BB: Sure. He's worked out in Atlanta previously. That was one of the things we talked about when he came and visited about his offseason training program in Atlanta. That's something that we talk to about every player that we sign. Some guys… it's one thing when you have a player on your team, who in going into the offseason, knows what the expectations are and knows what your program is, so forth and so on. It's another thing when you sign somebody who isn't on your team has sometimes made other commitments or has other engagements in the offseason that he's already kind of down the road on when you are talking to him in March when that free agency comes up. In Colvin's case, he was here for every single thing. In Tyrone's case, he wasn't here and I knew about that ahead of time and I knew that he would train in Atlanta and that's something that we had talked about when he came up here to visit.
Q: Having to learn a new system, and he was going to be asked to do different things, but he wasn't going to be here, that didn't bother you?
BB: We talked about that when he visited here and when we signed him. We knew that. That wasn't after the fact. That was part of it. So we were aware of that.
Q: [Adrian] Klemm finally had healthy season last year. Has he made a bigger jump maybe because of that?
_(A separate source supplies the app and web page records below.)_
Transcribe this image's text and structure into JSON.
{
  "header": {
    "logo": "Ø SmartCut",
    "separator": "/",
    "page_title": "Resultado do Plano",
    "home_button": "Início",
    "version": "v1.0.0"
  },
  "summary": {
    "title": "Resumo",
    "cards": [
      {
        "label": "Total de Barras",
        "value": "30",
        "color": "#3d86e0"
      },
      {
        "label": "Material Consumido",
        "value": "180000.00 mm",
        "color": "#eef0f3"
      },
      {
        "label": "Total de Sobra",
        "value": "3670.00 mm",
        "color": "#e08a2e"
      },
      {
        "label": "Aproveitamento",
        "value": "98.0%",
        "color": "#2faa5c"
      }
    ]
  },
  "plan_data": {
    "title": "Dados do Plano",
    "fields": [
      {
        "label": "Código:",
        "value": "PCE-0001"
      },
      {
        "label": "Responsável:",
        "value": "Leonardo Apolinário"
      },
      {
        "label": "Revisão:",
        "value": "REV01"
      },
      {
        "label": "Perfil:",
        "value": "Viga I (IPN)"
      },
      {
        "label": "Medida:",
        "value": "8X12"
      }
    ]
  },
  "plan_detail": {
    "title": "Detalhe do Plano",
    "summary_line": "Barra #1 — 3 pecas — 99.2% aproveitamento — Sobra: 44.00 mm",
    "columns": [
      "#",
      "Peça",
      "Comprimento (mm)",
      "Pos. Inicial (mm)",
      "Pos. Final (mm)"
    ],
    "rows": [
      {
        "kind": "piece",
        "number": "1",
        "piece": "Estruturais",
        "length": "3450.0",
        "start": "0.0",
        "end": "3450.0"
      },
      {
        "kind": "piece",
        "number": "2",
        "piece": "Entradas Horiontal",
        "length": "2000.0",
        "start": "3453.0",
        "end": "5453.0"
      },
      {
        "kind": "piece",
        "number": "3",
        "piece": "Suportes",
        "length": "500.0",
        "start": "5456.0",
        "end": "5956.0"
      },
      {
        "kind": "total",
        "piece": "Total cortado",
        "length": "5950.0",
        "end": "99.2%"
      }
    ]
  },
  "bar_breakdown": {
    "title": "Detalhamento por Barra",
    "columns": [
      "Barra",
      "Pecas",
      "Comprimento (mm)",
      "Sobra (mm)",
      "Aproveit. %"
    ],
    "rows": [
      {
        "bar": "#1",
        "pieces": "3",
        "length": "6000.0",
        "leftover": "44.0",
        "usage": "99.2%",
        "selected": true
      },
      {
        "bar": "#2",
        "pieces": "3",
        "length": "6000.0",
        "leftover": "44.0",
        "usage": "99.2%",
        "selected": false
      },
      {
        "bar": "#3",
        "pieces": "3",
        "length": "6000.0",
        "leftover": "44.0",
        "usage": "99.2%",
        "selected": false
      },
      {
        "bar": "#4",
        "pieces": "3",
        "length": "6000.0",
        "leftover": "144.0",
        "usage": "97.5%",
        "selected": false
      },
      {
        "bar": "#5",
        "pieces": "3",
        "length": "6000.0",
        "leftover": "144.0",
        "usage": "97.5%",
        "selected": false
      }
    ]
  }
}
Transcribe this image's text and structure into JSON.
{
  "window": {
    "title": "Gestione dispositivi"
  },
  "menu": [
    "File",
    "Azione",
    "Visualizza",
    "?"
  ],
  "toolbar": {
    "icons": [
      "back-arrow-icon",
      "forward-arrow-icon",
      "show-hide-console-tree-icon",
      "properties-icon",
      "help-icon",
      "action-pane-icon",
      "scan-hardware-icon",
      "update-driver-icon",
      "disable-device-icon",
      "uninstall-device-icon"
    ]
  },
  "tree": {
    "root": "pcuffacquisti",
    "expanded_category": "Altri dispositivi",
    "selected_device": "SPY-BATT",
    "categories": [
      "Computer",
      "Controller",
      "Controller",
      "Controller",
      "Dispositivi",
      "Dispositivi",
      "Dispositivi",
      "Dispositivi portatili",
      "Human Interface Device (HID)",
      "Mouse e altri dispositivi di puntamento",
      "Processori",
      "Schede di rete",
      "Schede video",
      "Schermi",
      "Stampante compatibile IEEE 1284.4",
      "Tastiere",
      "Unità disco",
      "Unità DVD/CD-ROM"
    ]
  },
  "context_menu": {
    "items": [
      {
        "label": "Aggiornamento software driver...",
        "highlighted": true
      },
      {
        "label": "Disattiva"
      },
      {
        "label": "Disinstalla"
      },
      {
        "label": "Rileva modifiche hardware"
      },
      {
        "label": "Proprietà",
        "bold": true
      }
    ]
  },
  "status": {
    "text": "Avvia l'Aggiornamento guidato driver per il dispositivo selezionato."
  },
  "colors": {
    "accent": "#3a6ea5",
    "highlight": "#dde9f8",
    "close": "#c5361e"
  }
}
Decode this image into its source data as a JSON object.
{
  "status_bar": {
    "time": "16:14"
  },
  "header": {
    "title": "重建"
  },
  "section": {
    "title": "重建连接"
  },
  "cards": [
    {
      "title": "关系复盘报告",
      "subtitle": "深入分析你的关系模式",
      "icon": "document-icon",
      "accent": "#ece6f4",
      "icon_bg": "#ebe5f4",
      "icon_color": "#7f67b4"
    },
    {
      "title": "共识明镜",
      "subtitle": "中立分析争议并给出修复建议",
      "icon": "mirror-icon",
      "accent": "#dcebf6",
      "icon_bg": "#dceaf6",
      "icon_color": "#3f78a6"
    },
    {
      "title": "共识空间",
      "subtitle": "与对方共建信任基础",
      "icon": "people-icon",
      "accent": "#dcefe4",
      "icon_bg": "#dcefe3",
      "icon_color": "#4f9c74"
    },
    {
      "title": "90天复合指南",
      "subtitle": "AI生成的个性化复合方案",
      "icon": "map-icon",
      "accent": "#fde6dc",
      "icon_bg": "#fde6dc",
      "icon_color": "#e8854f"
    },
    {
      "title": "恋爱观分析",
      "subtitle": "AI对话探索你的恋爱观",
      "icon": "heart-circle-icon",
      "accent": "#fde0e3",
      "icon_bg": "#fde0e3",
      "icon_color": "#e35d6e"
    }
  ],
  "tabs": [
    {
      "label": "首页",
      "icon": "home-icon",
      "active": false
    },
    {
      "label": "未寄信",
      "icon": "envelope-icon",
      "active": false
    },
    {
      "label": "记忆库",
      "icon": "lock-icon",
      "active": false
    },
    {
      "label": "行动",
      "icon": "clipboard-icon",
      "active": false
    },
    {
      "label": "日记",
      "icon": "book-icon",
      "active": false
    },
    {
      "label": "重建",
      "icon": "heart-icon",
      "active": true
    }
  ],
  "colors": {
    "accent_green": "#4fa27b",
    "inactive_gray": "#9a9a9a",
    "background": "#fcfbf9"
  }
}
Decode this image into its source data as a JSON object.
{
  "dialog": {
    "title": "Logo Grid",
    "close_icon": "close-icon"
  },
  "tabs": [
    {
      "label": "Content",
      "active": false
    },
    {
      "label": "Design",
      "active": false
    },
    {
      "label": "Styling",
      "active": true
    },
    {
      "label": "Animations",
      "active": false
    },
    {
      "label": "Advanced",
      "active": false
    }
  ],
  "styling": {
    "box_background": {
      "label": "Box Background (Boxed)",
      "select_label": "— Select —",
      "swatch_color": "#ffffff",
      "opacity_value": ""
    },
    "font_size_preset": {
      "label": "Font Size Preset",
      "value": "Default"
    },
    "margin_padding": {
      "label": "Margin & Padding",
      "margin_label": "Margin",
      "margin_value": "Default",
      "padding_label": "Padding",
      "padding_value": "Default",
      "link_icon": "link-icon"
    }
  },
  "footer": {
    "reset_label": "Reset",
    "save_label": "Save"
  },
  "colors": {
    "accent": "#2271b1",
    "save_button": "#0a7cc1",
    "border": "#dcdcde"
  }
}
BB: Yes. It definitely helped Adrian to be out there. Last year was the first year that he actually played with any kind of consistency at all. That definitely helped him and I think that Adrian has made solid progress since the beginning of last year even in this offseason. It wasn't a rehab offseason. It was a training offseason. He has improved some of his physical skills and he's getting a lot of reps out there and I hope that he will continue to move in that direction but it's all been real positive for Adrian since, really the beginning of last season in terms of his health and his improvement.